(Nahum Commentary), 4Q260 (Community Rule), 4Q394
(Acts of Torah), 11Q14 (War Rule) -- all these are in our Scrolls collection.
Interview with Geza Vermes: The transcript of an interview by Rachel Kohn with Geza Vermes discussing his life work. The interview came on occasion of the publication of Geza Verme's Autobiography, Providential Accidents (1998).
of the Dead Sea Scrolls [Unfortunately, as of 2010 these following resources have apparently disappeared from the internet:] (From Lehrhaus
Judaica in San Francisco) A superb on-line course with five illustrated lectures by
Jehon Grist. It provides background on key persons involved in the controversy
surrounding the discovery and the struggle to publish the scrolls, the debate over the
character of the settlement at Qumran, and fine introductions to major scrolls in the DSS
collection, including the Temple Scroll, Copper Scroll, War Rule, Community Rule, Damascus
Covenant, Torah Precepts and Messiah Apocalypse. This is one of the more useful
DSS resources on the internet. The lectures also give an excellent overview of Jewish
history around the time of the Scrolls. Dr. Grist seems to accept general concepts of the
Qumran-Essene hypothesis regarding origins of the DSS.
Detailed Commentary on Specific Scrolls
Great Isaiah Scroll (Fred
Miller) -- This site presents the most impressive internet presentation
of a complete scroll from the DSS. While the site offers little of interest to a casual
reader, it gives glimpses into the issues involved in the analysis and translation of a
scroll. It includes black & white plates of each column of The Great Isaiah Scroll
(one of the first seven scrolls found in Cave 1, and the oldest extant Hebrew biblical
manuscript), along with detailed notes on the physical condition of the manuscript and
comparison of its orthography and wording with the standard Masoretic text. The
technical discussions of the site are obviously intended for scholars familiar with
Fragments of the Book of
Enoch from Qumran Cave (Ernest Muro - archived pdf file) Again, a document of limited general
interest. It is dedicated to the detailed analysis of a tiny scroll fragment in
Greek, once argued (inaccurately, it appears) to be from a New Testament text. (Of
course, the presence of a Christian text in the DSS find would have supported the original
efforts to link the Qumran texts with Christian history; this tiny fragment of Greek text
therefore became a focus of debate.) This site illustrates the complex task of
reconstructing, identifying and then interpreting DSS fragments. It includes photos of
the fragment with transcription and translation, as well as two articles (by E. Muro
Puech refuting claims that these are fragments of New Testament texts. (We have here archived a copy of the files which are not longer available on the internet.)
High-Resolution Images of Two Complete Major Scrolls
Great Isaiah Scroll -- Exhibition at the Israel Museum Jerusalem (The Dorot Foundation Dead Sea Scrolls Information and Study Center) with a detailed reproduction of the scoll.

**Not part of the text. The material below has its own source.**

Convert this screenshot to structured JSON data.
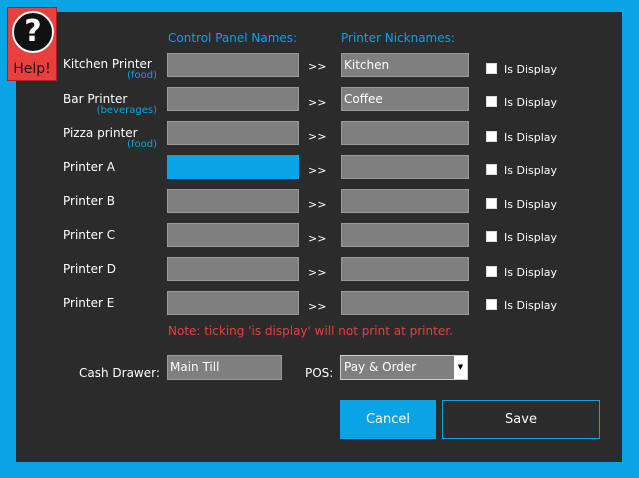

The Temple Scroll -- Exhibition at the Israel Museum Jerusalem (The Dorot Foundation Dead Sea Scrolls Information and Study Center) with a detailed reproduction of the scoll and further detailed information on the scroll.